Now, apply that logic to when we behold Jesus face to face in heaven.  He is the way and the truth and the life (John 14:6).  Our ability to grasp truth is directly proportional to the clarity with which we see Jesus.  When we see Jesus clearly, now without our sinful nature, we won’t want sin anymore than the MIT-level mathematician will want to put the number 5 down as the answer to 2+2.  It just won’t make any sense to us.

3) The initial Fall lacked experiential knowledge of what the Fall would be like

“So,” you say, “that’s great that we’ll see more clearly in heaven.  But couldn’t the devil see clearly before his fall?  Couldn’t Adam and Eve see clearly before their fall?”

The question about the devil is a little more difficult to answer in that he seemingly had no shot at redemption.  All we can say is that God deemed his time for choice of relationship with God or apart from God over (similar to our human “time of grace” on earth).  God’s track record of mercy and deliverance leads us to give him the benefit of the doubt on his judgment upon Satan.

When it comes to Adam and Eve though, it’s a slightly different situation.  Upon discovering what sin was, don’t you think they would have wished that they could go back to life without sin?  Of course!  But the problem was they’d already contracted the sickness.  They couldn’t undo the sinful condition.  In heaven, the old sinful condition we have will be gone, yet as far as I can tell, we’ll still possess the knowledge of how we’d never want to go back to a life of sin. (Again, think of the mathematician who’d have no desire to go back to the stupidity of 2+2=5.)  So, in heaven, believers will once again be without a sinful nature, like in the Garden of Eden, with free will, like in the Garden of Eden, but now possessing experiential knowledge of the foolishness of life apart from God, UNlike the Garden of Eden.  Make sense?

Conclusion

It seems like it’d be easier if God just gave us a verse in the Bible that said, “Once you get to heaven, you won’t sin and here’s why…..”  But God, in his infinite wisdom, deemed that verse unnecessary.

I wanted to be careful here to not contort Scripture to say something it doesn’t, but at the same time, demonstrate that the idea that believers cannot fall from faith in heaven is not illogical, as some may espouse.  I hope these thoughts helped.

NOTE: to avoid the theological and philosophical baggage that comes along with the term “free will,” I’ve removed any usages from what I’d originally posted.  In the Luther “Bondage of the Will” thought, man, in a sense, truly has no “free” will in that he’s either hell bent on carrying out sin or, by God’s Spirit living in him, he is carrying out the Lord’s will.  But neither of those is by open choice.  I, however, was using the term in the post-conversion, new man/old man tension sense.   So, for instance…..as a result of God’s grace, we are able to agree with the statement of Paul in 1 Cor. 10:13 “No temptation has seized you except what is common to man.
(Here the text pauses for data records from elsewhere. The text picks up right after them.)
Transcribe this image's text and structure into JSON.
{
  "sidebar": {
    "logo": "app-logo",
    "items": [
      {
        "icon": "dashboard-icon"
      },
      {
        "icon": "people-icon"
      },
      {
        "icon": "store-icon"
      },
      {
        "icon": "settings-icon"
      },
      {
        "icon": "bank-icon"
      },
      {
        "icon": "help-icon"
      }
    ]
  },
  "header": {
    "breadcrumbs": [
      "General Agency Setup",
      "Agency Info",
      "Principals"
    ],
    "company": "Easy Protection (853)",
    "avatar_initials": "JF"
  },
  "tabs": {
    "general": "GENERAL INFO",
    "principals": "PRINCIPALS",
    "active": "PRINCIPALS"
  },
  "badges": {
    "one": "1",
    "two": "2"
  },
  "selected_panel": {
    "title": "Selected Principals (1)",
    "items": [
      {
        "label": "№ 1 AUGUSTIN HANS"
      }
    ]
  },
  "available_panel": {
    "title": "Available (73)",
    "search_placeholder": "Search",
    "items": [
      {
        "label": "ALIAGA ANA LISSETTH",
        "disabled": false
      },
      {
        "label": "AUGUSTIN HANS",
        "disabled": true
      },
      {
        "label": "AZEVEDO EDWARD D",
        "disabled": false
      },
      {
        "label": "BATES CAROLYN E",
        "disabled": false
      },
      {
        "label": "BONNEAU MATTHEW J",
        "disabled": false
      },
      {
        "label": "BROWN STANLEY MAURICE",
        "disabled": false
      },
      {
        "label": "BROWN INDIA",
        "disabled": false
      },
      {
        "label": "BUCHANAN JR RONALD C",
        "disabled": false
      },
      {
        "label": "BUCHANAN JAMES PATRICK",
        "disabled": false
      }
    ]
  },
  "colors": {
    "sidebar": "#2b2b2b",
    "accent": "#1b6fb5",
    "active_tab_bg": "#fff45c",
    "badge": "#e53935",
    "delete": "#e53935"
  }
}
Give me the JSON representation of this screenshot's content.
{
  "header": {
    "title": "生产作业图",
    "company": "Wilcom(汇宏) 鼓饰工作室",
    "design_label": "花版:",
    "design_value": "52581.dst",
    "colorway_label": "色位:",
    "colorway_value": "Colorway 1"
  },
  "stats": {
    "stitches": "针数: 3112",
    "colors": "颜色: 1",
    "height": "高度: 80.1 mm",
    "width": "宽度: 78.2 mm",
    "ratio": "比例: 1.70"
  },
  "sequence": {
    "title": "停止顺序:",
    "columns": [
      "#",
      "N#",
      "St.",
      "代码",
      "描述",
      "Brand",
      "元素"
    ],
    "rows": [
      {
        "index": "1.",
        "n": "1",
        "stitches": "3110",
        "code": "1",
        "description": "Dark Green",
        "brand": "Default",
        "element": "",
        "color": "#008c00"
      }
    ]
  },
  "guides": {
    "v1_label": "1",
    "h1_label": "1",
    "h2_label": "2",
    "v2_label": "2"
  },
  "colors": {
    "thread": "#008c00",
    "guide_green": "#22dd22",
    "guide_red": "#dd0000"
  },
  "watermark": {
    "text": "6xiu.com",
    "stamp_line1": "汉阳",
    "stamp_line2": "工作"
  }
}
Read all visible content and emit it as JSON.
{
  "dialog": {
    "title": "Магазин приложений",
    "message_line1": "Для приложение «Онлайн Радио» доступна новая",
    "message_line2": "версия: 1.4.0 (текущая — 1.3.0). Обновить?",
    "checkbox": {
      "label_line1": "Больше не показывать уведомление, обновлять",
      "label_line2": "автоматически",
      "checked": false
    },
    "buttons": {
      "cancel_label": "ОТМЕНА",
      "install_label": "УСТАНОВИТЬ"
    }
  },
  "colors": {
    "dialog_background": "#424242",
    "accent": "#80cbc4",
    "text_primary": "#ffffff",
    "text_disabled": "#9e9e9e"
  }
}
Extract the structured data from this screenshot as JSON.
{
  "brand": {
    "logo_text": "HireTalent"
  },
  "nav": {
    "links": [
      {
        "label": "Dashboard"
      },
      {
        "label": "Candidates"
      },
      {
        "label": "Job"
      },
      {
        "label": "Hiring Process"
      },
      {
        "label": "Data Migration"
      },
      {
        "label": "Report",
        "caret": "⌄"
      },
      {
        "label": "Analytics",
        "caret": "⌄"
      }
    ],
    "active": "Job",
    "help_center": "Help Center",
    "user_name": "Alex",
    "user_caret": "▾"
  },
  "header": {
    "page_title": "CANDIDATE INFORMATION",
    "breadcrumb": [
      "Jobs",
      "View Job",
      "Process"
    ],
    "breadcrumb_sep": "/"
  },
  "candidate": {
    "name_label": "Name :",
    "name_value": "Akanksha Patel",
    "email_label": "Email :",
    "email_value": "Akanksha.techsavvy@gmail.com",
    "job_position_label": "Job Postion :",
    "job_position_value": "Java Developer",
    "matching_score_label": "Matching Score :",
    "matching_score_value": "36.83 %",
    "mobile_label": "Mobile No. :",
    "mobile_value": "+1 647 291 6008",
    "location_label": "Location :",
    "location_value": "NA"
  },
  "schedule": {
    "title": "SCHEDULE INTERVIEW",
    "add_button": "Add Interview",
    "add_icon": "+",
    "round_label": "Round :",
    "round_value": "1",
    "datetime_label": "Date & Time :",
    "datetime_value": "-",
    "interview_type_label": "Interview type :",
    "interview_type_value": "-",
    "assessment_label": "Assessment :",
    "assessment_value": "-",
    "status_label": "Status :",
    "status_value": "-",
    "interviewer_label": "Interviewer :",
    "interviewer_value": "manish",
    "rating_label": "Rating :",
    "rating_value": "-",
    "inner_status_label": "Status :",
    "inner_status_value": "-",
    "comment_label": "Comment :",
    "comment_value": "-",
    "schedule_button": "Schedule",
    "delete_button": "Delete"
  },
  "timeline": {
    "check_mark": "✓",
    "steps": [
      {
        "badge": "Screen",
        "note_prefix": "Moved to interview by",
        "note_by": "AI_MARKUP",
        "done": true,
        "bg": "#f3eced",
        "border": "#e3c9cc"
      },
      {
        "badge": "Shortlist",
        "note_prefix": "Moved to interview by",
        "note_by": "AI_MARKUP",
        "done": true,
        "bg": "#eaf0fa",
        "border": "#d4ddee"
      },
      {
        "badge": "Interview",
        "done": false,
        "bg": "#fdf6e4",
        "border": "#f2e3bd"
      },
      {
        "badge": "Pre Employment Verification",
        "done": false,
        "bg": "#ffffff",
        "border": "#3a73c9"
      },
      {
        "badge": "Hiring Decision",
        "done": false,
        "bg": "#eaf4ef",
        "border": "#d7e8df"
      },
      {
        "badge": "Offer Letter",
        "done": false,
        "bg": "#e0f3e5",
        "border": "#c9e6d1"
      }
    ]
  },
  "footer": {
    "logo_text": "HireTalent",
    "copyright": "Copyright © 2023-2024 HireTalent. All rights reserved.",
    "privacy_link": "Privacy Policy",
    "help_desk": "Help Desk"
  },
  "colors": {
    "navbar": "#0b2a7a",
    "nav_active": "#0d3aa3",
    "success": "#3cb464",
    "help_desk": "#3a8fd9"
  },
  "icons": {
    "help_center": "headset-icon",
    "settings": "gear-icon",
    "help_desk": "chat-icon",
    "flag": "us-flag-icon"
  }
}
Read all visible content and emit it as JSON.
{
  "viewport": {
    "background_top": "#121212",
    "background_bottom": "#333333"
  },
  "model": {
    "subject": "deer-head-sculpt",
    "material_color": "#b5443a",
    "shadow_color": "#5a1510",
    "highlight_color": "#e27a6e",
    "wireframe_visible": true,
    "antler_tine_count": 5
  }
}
And God is faithful; he will not let you be tempted beyond what you can bear. But when you are tempted, he will also provide a way out so that you can stand up under it.”  By the power of God’s Spirit, I am able/should every day make godly decisions out of loving obedience for my Lord.

I’m speculating in the above article that the difference from “posse non peccare” (“able not to sin” – i.e. the state Adam and Eve were created in) to “non posse peccare” (“not able to sin” – i.e. the state we will experience in heaven) is based at least somewhat on the experiential knowledge of sin that all redeemed children of God will have undoubtedly had once they reach heaven.  In other words, now that we’ve tasted how bad sin is, and when we no longer have a sinful nature in heaven and can see the truth and beauty that exists in Jesus, we will have no possible desire to return to sin.